Porsche revealed the “base” 992 Carrera in red over gold wheels, which looked so damn good. I draw on that car as inspiration for my Taycan Turbo S. Typically seen on GTS models (which isn’t out for the Taycan—yet), Carmine Red has rich depth and maroon undertones. Ticking the box for Satin Aurum brings that goldish-bronze finish to the Mission E wheels. If there’s a carbon option I’ll usually take it, and so I chose the fiber-lined fasciae of the Sport Design Package, plus carbon side mirror caps—I’ll appreciate those every time I approach the car.
Color-matching the rear Taycan Turbo S badge to paint is particularly cool; it’s stealthy yet present for anyone who knows where to look. Black brake calipers were a must because red and yellow never belong together. Vegan interior trim had ethical appeal, but Truffle Brown leather was too indulgent to resist—not to mention all the brightwork in Satin Aurum to match the wheels. I surprised myself by replacing the standard matte carbon trim with Paldao wood, because it makes the interior even more chocolate-y. For pure novelty, I opted for the passenger-facing touchscreen, so my co-pilot can dial in tunes while I focus on autobahn blasting. -Alex Leanse
Mamba Green Metallic Taycan Turbo S – $212,630
I was really sweating my exterior color choice until I realized painting the wheels gold was an option. Then, it was easy: Mamba Green. I’d have ’em spray it on a Taycan Turbo S, because if I’m buying an electric super sedan that costs as much as a house, I might as well get the best one. I didn’t care for any of the factory dress-up body parts since they do nothing for performance, but the LED lights and insulated glass serve real functions improving the driving experience, so they’re in (though given the option, I’d hold out until the sunroof becomes optional rather than standard in a few months). I also ditched the busy logo on the rear end for a cleaner look.

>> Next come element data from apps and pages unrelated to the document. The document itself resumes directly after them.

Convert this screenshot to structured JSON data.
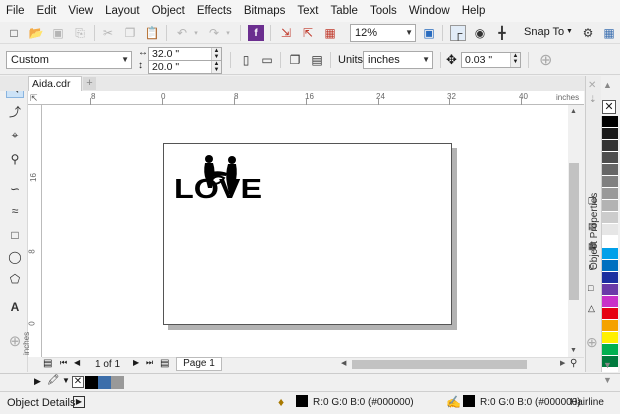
{
  "menu": {
    "items": [
      "File",
      "Edit",
      "View",
      "Layout",
      "Object",
      "Effects",
      "Bitmaps",
      "Text",
      "Table",
      "Tools",
      "Window",
      "Help"
    ]
  },
  "toolbar": {
    "zoom_value": "12%",
    "snap_label": "Snap To"
  },
  "property_bar": {
    "page_preset": "Custom",
    "width": "32.0 \"",
    "height": "20.0 \"",
    "units_label": "Units:",
    "units_value": "inches",
    "nudge": "0.03 \""
  },
  "document": {
    "tab_name": "Aida.cdr",
    "artwork_text": "LOVE"
  },
  "ruler": {
    "h_labels": [
      "8",
      "0",
      "8",
      "16",
      "24",
      "32",
      "40"
    ],
    "h_unit": "inches",
    "v_labels": [
      "16",
      "8",
      "0"
    ],
    "v_unit": "inches"
  },
  "docker": {
    "title": "Object Properties"
  },
  "navigator": {
    "page_count": "1 of 1",
    "page_tab": "Page 1"
  },
  "status": {
    "object_details": "Object Details",
    "fill_value": "R:0 G:0 B:0 (#000000)",
    "outline_value": "R:0 G:0 B:0 (#000000)",
    "outline_width": "Hairline"
  },
  "palette": {
    "colors": [
      "#000000",
      "#1a1a1a",
      "#333333",
      "#4d4d4d",
      "#666666",
      "#808080",
      "#999999",
      "#b3b3b3",
      "#cccccc",
      "#e6e6e6",
      "#ffffff",
      "#00a0e9",
      "#0070c0",
      "#1b2fa0",
      "#6a3aa8",
      "#c830c8",
      "#e60012",
      "#f5a200",
      "#fff000",
      "#00b050",
      "#007a3d"
    ],
    "recent": [
      "#000000",
      "#3c6eaa",
      "#999999"
    ]
  }
}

Inside, Sport seats are a no-brainer on the highest performance model, and I finished mine in Bordeaux Red along with the bottom half of the dash and the Sport Chrono watch face. To match the wheels, I went with the Neodyme gold interior accents, even if it’s a bit busy. Feature-wise, seat coolers and the Burmester premium stereo are on the top of my list, but I also went for the Sport Chrono package (which gets a heated sport steering wheel to match the seat heaters), the four-zone climate control, and of course, red seat belts. I went for the passenger display screen, too, because like Porsche engineers it annoys me when my passenger needs to back out of the navigation to change another setting.
On the technical side, parking sensors and 360-degree cameras are always helpful, as are blind-spot monitoring and adaptive cruise control, especially paired with predictive InnoDrive software. I also sprung for the 150-kW on-board DC charger for the best public charging experience and the high-end portable charger with Home Energy Connect to make sure charging my car doesn’t overtax my home electrical system.
Finally, the performance parts. The 21-inch wheels I chose already get performance-optimized tires, so we’re good there. PDCC active anti-roll bars are a miracle technology and a must, but like many Porsche guys, I’ll stick with the steel brakes rather than the carbon-ceramic ones. They’re much cheaper to replace, and with the regen doing 95 percent of the braking and my not living next to the Nurburgring, the carbon units are just overkill. -Scott Evans